Anecdotally, regular SCD (specific carbohydrate diet) users report healthy cholesterol levels due to dietary changes--even though this goes against the grain (bad pun) of conventional wisdom. Now mainstream science is beginning to back up these claims.

This month's American Journal of Clinical Nutrition included an article titled "Protein in optimal health: heart disease and type 2 diabetes".

The article points out many positives from lower carb, higher protein diets--especially in relation to diabetes and heart disease:

Diets with increased protein and reduced carbohydrates have been shown to improve body composition, lipid and lipoprotein profiles, and glycemic regulations associated with treatment of obesity and weight loss.

Derived from these outcomes, high-protein, low-carbohydrate diets are also being examined for treatment of heart disease, metabolic syndrome, and type 2 diabetes.

High-protein, low-carbohydrate diets have been found to have positive effects on reducing risk factors for heart disease, including reducing serum triacylglycerol, increasing HDL cholesterol, increasing LDL particle size, and reducing blood pressure. These diets appear particularly attractive for use with individuals exhibiting the atherogenic dyslipidemia of metabolic syndrome. High-protein, low-carbohydrate diets have also been investigated for treatment of type 2 diabetes with positive effects on glycemic regulation, including reducing fasting blood glucose, postprandial glucose and insulin responses, and the percentage of glycated hemoglobin.

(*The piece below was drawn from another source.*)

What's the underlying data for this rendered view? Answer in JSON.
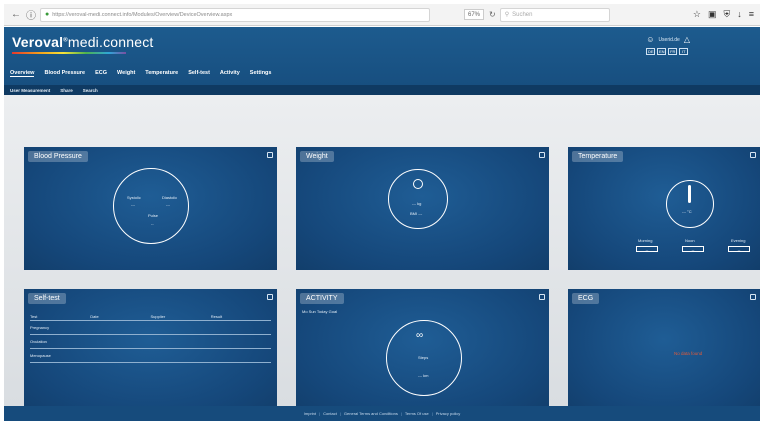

This is very good news:) Bringing these diets into mainstream medicine leads to research, better knowledge, and healthier people.